Check each line of the material below for "name" and copy those where it appears.

Information provided:
Start of Block

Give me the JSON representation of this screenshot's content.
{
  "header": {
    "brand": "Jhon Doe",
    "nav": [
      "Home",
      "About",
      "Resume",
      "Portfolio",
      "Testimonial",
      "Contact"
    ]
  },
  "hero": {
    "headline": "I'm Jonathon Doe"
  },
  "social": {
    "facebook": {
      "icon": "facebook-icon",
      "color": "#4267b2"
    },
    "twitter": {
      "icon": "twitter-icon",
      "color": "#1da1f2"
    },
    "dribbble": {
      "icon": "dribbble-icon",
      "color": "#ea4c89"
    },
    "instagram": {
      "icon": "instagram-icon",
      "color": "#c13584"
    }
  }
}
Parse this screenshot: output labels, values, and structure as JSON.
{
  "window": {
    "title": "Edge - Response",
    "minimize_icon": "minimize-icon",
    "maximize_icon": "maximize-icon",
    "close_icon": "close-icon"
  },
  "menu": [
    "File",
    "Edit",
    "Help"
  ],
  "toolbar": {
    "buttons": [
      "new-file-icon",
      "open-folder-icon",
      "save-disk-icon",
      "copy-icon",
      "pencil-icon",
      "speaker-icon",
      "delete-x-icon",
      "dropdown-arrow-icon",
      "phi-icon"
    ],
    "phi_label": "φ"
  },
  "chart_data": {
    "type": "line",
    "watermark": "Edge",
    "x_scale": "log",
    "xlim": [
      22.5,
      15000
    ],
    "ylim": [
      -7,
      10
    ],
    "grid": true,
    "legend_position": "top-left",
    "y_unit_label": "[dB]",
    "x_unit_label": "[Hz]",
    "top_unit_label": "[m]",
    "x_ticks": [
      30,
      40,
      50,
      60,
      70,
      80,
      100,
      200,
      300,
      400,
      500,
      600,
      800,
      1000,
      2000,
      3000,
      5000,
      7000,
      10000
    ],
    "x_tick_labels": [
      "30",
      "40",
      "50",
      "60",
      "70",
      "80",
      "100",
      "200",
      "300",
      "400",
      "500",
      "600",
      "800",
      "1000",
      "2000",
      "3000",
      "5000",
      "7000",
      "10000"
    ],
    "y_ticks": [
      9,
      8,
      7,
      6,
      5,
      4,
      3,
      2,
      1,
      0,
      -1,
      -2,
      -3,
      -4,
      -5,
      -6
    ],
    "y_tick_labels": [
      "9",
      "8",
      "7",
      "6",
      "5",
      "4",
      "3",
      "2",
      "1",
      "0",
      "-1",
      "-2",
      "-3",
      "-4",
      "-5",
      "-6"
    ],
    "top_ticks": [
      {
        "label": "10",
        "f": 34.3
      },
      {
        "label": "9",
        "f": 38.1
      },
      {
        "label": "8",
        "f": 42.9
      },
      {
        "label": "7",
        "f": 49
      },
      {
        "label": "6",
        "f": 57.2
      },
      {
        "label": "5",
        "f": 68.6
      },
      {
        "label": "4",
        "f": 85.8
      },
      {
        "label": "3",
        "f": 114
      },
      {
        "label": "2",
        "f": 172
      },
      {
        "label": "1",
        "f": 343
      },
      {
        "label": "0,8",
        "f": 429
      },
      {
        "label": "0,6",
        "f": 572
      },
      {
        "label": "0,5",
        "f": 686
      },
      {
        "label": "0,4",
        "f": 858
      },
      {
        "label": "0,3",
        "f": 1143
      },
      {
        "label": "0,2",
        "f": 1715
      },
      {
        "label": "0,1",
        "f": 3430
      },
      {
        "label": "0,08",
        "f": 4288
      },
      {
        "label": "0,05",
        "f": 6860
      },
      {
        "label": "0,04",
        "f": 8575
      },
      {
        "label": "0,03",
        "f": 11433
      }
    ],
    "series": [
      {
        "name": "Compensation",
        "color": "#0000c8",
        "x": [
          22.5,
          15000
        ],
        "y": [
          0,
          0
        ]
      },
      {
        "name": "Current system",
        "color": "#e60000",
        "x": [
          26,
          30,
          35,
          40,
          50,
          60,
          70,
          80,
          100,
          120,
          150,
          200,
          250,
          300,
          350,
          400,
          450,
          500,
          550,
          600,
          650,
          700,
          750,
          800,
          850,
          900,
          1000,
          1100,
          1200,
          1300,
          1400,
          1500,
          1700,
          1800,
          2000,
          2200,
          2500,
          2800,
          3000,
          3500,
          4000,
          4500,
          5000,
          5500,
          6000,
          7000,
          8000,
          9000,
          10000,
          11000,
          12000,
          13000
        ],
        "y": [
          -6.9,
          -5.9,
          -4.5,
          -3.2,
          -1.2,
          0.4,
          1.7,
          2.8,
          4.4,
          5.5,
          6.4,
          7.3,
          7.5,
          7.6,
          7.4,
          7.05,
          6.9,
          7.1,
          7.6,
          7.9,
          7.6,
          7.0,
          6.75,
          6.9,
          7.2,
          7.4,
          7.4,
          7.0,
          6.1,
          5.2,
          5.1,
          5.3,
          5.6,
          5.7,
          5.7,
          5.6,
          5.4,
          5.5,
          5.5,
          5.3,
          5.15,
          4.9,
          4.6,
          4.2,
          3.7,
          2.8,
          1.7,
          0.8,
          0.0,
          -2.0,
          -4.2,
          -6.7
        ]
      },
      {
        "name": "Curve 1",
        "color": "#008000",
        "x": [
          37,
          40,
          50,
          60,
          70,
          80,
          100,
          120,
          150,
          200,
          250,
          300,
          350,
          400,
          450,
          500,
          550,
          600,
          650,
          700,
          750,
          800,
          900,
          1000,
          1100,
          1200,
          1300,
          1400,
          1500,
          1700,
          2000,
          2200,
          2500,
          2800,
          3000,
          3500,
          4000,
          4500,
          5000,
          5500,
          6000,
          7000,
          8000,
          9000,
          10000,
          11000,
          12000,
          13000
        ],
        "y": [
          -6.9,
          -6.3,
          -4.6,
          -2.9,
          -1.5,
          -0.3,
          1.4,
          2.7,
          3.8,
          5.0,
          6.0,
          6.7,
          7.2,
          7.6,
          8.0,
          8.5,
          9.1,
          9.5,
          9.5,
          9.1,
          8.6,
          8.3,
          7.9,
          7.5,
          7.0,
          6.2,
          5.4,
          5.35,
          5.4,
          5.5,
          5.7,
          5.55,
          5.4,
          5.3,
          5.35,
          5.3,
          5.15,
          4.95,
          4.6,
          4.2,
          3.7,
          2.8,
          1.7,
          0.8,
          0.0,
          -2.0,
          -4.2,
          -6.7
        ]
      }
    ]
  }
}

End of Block

Task answer:
        "name": "Compensation",
        "name": "Current system",
        "name": "Curve 1",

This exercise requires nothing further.